The Role of a PRRC (Person Responsible for Regulatory Compliance) in the EU MDR
The New EU MDR that will go into effect in May 2020 requires medical device companies to appoint a Person Responsible for Regulatory Compliance (PRRC). The PRRC does not replace the requirement for a European Authorized Representative (EC Rep). The role and requirement for an EC Rep was defined in the MDD and that requirement continues.
The role of the PRRC
The role of the PRRC is defined in Article 15 of the EU MDR (2017/745). MDR requires medical device manufacturers to appoint a designated employee with regulatory expertise to ensure compliance with the EU MDR. The PRRC is responsible for ensuring that:
- The conformity of the devices is appropriately checked, in accordance with the quality management system under which the devices are manufactured, before a device is released
- The technical documentation and the EU declaration of conformity are drawn up and kept up to date
- The post-market surveillance obligations are complied with in accordance with the requirement of the MDR
- Reporting obligations are fulfilled
The EU MDR, as well as the new IVDR, define the requirements of the PRRC. Article 15 of the MDR outlines these requirements as:
- A diploma, certificate or other evidence of formal qualification, in law, medicine, pharmacy, engineering or another relevant scientific discipline, and
- At least one year of professional experience in regulatory affairs or in quality management systems relating to medical devices; or
- Four years of professional experience in regulatory affairs or in quality management systems relating to medical devices.
Does every medical device manufacturer require a PRRC?
The mandate to appoint a PRRC depends on the size of your organization. The MDR provides an exception for small manufacturers. Medical device manufacturers with fewer than 50 full-time employees (globally) and under 10 million Euros in global sales revenue (not just EU) are not required to have a PRRC within the company. However, these small manufacturers can outsource the role but are still required to “have such person permanently and continuously at their disposal.” It is also important to note that the PRRC requirement even encompasses low-risk devices.
In larger organizations the regulations allow for more than one person to be designated for this role. This enables larger companies to have an entire team functioning as their PRRC.
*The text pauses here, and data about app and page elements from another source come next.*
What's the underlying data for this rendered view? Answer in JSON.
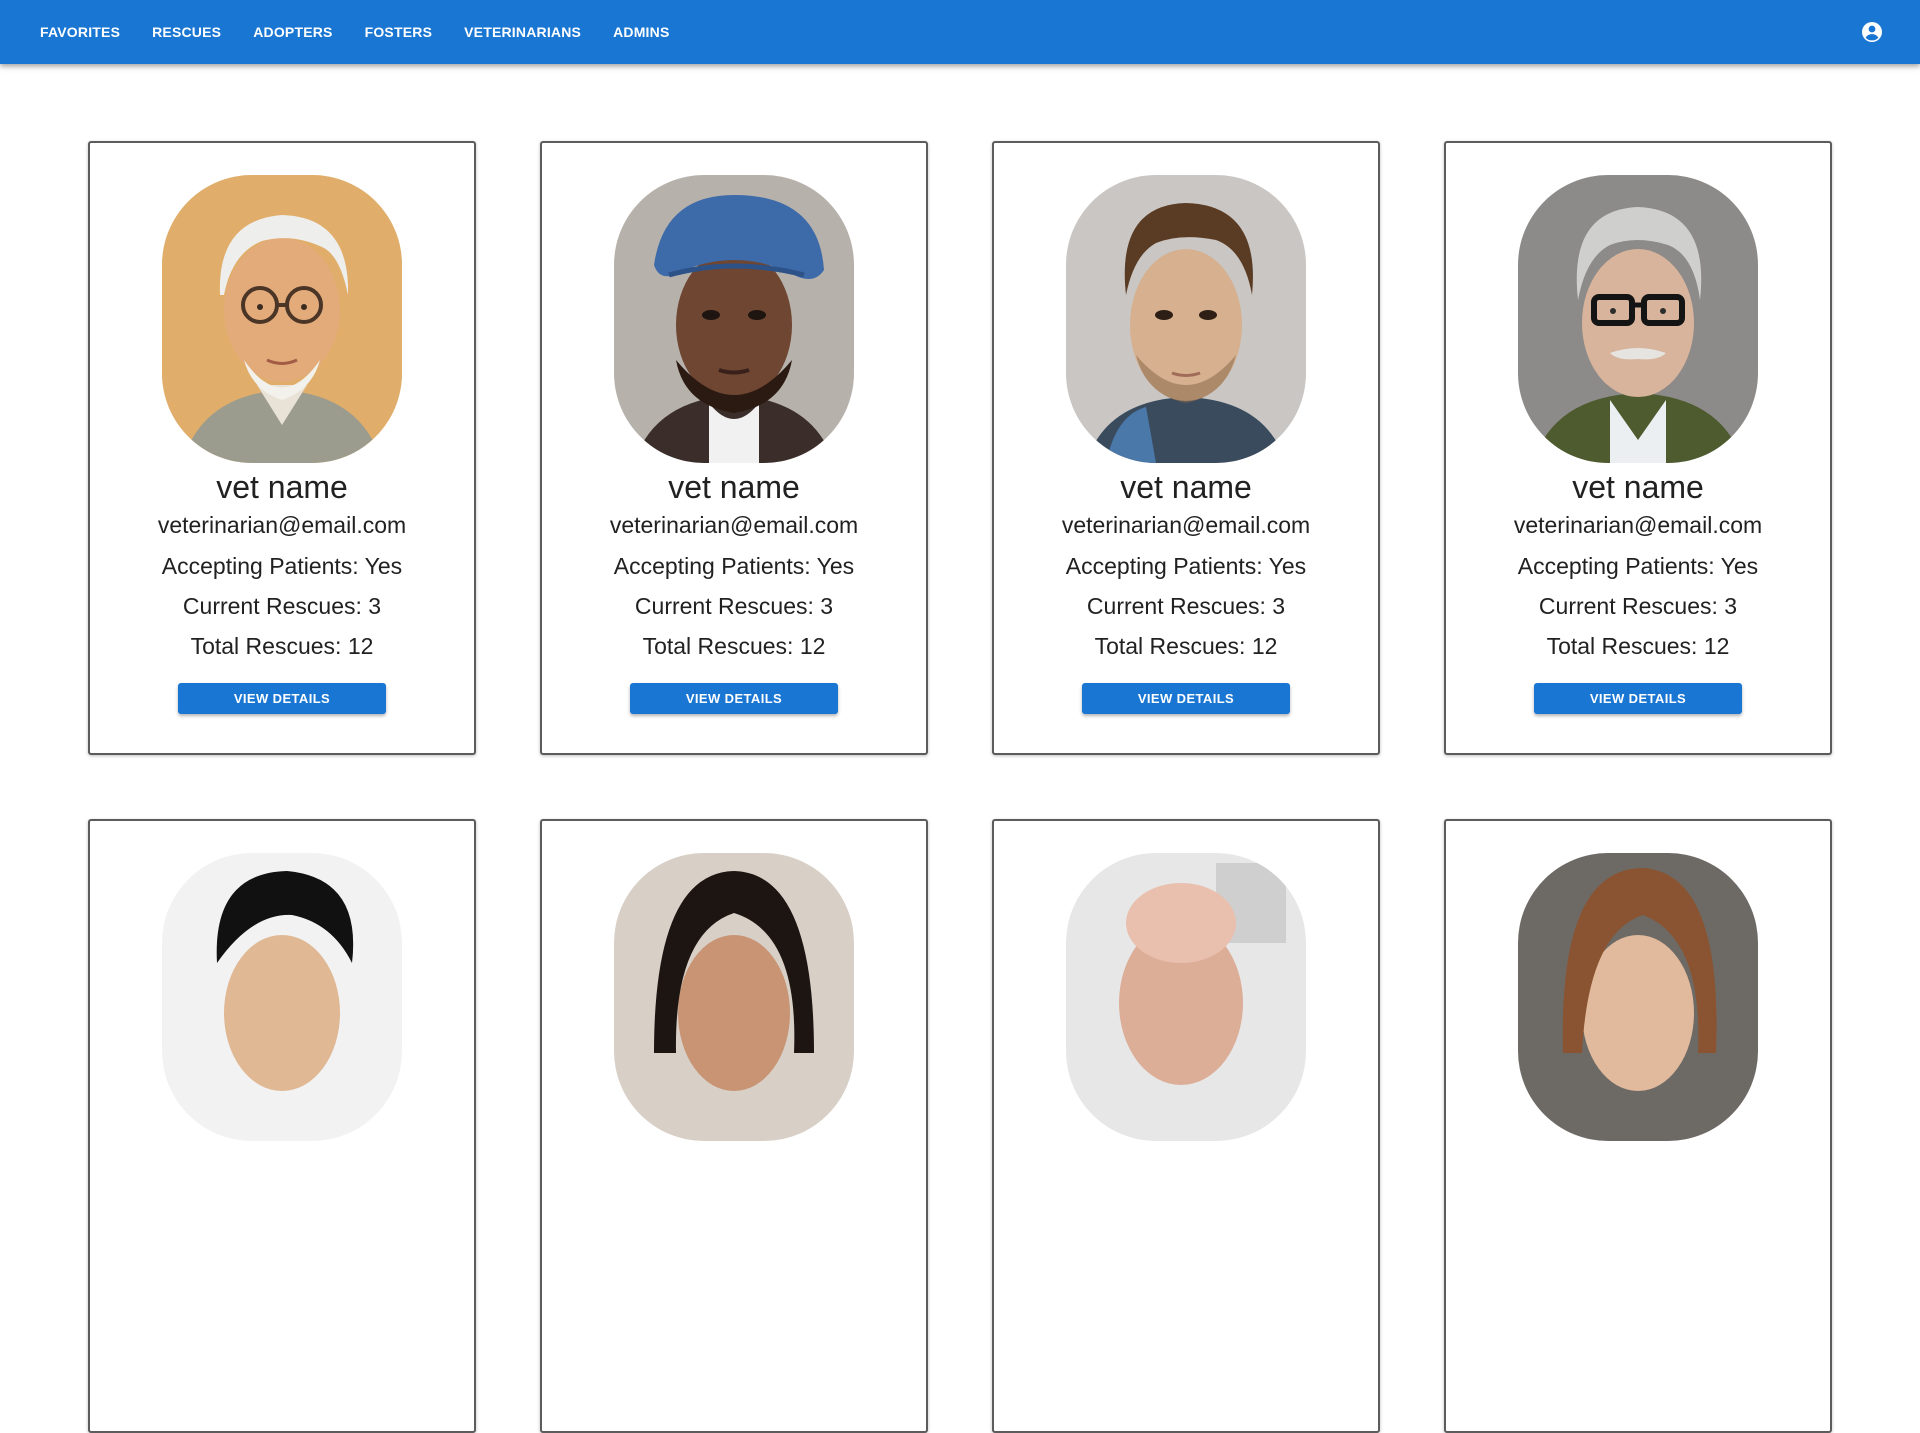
{
  "nav": {
    "items": [
      "FAVORITES",
      "RESCUES",
      "ADOPTERS",
      "FOSTERS",
      "VETERINARIANS",
      "ADMINS"
    ],
    "account_icon": "account-circle-icon"
  },
  "colors": {
    "primary": "#1976d2",
    "card_border": "#5c5c5c"
  },
  "vets": [
    {
      "name": "vet name",
      "email": "veterinarian@email.com",
      "accepting": "Accepting Patients: Yes",
      "current": "Current Rescues: 3",
      "total": "Total Rescues: 12",
      "button": "VIEW DETAILS",
      "portrait": "elderly-man-glasses-white-beard"
    },
    {
      "name": "vet name",
      "email": "veterinarian@email.com",
      "accepting": "Accepting Patients: Yes",
      "current": "Current Rescues: 3",
      "total": "Total Rescues: 12",
      "button": "VIEW DETAILS",
      "portrait": "man-blue-cap-beard"
    },
    {
      "name": "vet name",
      "email": "veterinarian@email.com",
      "accepting": "Accepting Patients: Yes",
      "current": "Current Rescues: 3",
      "total": "Total Rescues: 12",
      "button": "VIEW DETAILS",
      "portrait": "young-man-brown-hair"
    },
    {
      "name": "vet name",
      "email": "veterinarian@email.com",
      "accepting": "Accepting Patients: Yes",
      "current": "Current Rescues: 3",
      "total": "Total Rescues: 12",
      "button": "VIEW DETAILS",
      "portrait": "older-man-black-glasses"
    },
    {
      "portrait": "man-black-hair"
    },
    {
      "portrait": "woman-dark-hair"
    },
    {
      "portrait": "bald-man"
    },
    {
      "portrait": "woman-auburn-hair"
    }
  ]
}
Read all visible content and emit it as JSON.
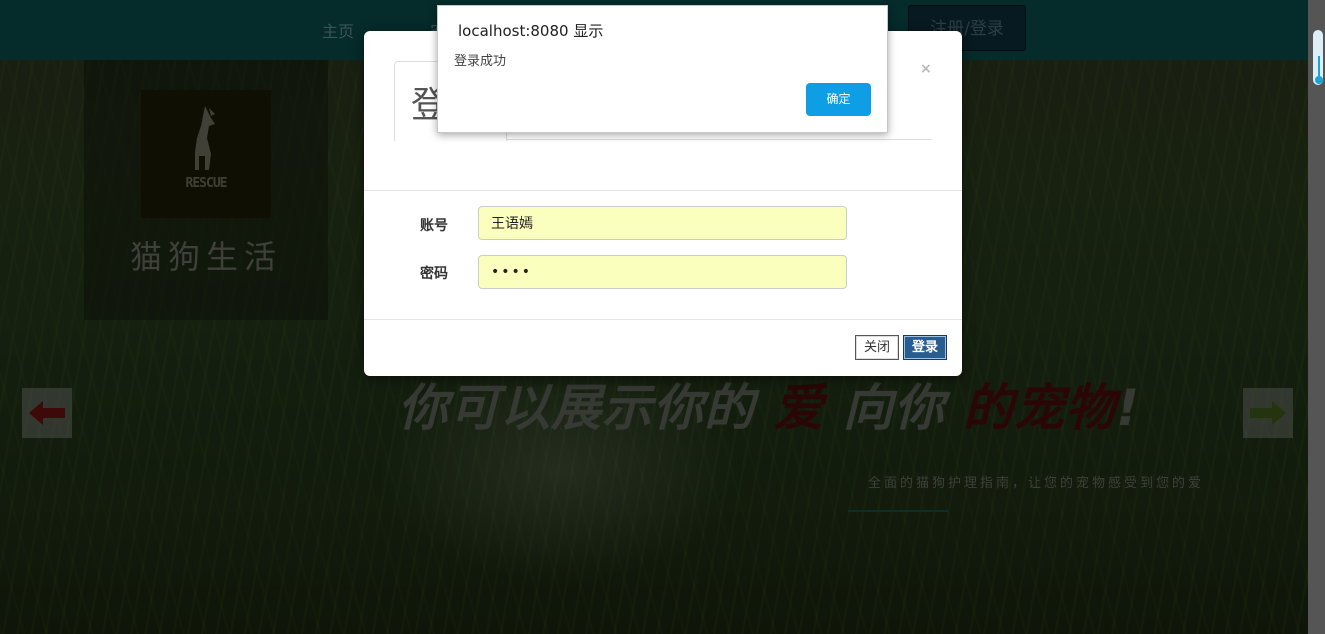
{
  "navbar": {
    "home_label": "主页",
    "second_label": "宠",
    "register_login_label": "注册/登录"
  },
  "brand": {
    "logo_text": "RESCUE",
    "title": "猫狗生活"
  },
  "hero": {
    "part1": "你可以展示你的",
    "part2": "爱",
    "part3": "向你",
    "part4": "的宠物",
    "part5": "!",
    "tagline": "全面的猫狗护理指南，让您的宠物感受到您的爱"
  },
  "modal": {
    "tab_label": "登",
    "close_symbol": "×",
    "account_label": "账号",
    "account_value": "王语嫣",
    "password_label": "密码",
    "password_value": "••••",
    "close_button": "关闭",
    "login_button": "登录"
  },
  "alert": {
    "title": "localhost:8080 显示",
    "message": "登录成功",
    "ok_button": "确定"
  },
  "colors": {
    "navbar": "#0a4b4b",
    "alert_button": "#0e9ee6",
    "login_button": "#2a5d8f",
    "autofill": "#faffbd",
    "hero_accent": "#4a0c0c"
  },
  "icons": {
    "left_arrow": "arrow-left-icon",
    "right_arrow": "arrow-right-icon",
    "logo": "dog-logo-icon"
  }
}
As everyone involved in medical device regulatory compliance is aware, the demands of the new EU MDR are far more complex than the current MDD. As a Notified Body for the MDD and as an applicant to MDR approval, ECM’s recommendation for medical device manufacturers is to take a two-pronged regulatory strategy.
First, if you have products ready to market that have not yet received a CE marking under the MDD, it’s time to contact a Notified Body before time slots runs out. ECM has a limited number of openings and is still accepting applications for CE marking under MDD.
Second, if your product will not be ready prior to the transitional period, start the conversation with a Notified Body to better understand timelines, approvals and budgets of the new MDR requirements.